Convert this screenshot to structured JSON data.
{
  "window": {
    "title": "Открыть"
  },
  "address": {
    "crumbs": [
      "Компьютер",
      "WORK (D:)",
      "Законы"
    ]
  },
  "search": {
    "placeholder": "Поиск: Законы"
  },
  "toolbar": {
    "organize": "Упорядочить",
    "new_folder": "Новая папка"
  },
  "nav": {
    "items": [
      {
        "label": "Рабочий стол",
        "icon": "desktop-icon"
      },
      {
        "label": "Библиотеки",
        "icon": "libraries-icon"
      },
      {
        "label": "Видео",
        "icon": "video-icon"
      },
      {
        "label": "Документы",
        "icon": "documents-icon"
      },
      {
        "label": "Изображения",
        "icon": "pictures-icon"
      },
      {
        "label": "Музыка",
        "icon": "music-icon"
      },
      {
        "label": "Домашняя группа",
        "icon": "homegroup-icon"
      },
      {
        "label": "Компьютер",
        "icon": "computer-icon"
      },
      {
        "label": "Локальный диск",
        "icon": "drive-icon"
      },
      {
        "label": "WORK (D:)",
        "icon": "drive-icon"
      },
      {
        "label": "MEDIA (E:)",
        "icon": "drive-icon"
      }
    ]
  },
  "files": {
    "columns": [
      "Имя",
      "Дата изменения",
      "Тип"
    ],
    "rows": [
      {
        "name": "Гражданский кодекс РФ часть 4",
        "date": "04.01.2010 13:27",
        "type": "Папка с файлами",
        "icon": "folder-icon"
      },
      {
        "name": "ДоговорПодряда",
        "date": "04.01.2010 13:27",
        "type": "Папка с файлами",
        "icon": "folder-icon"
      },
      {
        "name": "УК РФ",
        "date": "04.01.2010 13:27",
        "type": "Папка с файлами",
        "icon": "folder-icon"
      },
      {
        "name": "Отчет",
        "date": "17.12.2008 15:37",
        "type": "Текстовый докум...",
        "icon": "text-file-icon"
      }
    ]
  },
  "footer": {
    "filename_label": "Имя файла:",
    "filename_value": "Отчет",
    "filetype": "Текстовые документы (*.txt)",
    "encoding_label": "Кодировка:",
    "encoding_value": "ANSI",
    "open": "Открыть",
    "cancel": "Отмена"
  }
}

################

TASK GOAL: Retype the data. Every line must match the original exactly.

RESPONSE BOX:
Convert this screenshot to structured JSON data.
{
  "window": {
    "title": "Открыть"
  },
  "address": {
    "crumbs": [
      "Компьютер",
      "WORK (D:)",
      "Законы"
    ]
  },
  "search": {
    "placeholder": "Поиск: Законы"
  },
  "toolbar": {
    "organize": "Упорядочить",
    "new_folder": "Новая папка"
  },
  "nav": {
    "items": [
      {
        "label": "Рабочий стол",
        "icon": "desktop-icon"
      },
      {
        "label": "Библиотеки",
        "icon": "libraries-icon"
      },
      {
        "label": "Видео",
        "icon": "video-icon"
      },
      {
        "label": "Документы",
        "icon": "documents-icon"
      },
      {
        "label": "Изображения",
        "icon": "pictures-icon"
      },
      {
        "label": "Музыка",
        "icon": "music-icon"
      },
      {
        "label": "Домашняя группа",
        "icon": "homegroup-icon"
      },
      {
        "label": "Компьютер",
        "icon": "computer-icon"
      },
      {
        "label": "Локальный диск",
        "icon": "drive-icon"
      },
      {
        "label": "WORK (D:)",
        "icon": "drive-icon"
      },
      {
        "label": "MEDIA (E:)",
        "icon": "drive-icon"
      }
    ]
  },
  "files": {
    "columns": [
      "Имя",
      "Дата изменения",
      "Тип"
    ],
    "rows": [
      {
        "name": "Гражданский кодекс РФ часть 4",
        "date": "04.01.2010 13:27",
        "type": "Папка с файлами",
        "icon": "folder-icon"
      },
      {
        "name": "ДоговорПодряда",
        "date": "04.01.2010 13:27",
        "type": "Папка с файлами",
        "icon": "folder-icon"
      },
      {
        "name": "УК РФ",
        "date": "04.01.2010 13:27",
        "type": "Папка с файлами",
        "icon": "folder-icon"
      },
      {
        "name": "Отчет",
        "date": "17.12.2008 15:37",
        "type": "Текстовый докум...",
        "icon": "text-file-icon"
      }
    ]
  },
  "footer": {
    "filename_label": "Имя файла:",
    "filename_value": "Отчет",
    "filetype": "Текстовые документы (*.txt)",
    "encoding_label": "Кодировка:",
    "encoding_value": "ANSI",
    "open": "Открыть",
    "cancel": "Отмена"
  }
}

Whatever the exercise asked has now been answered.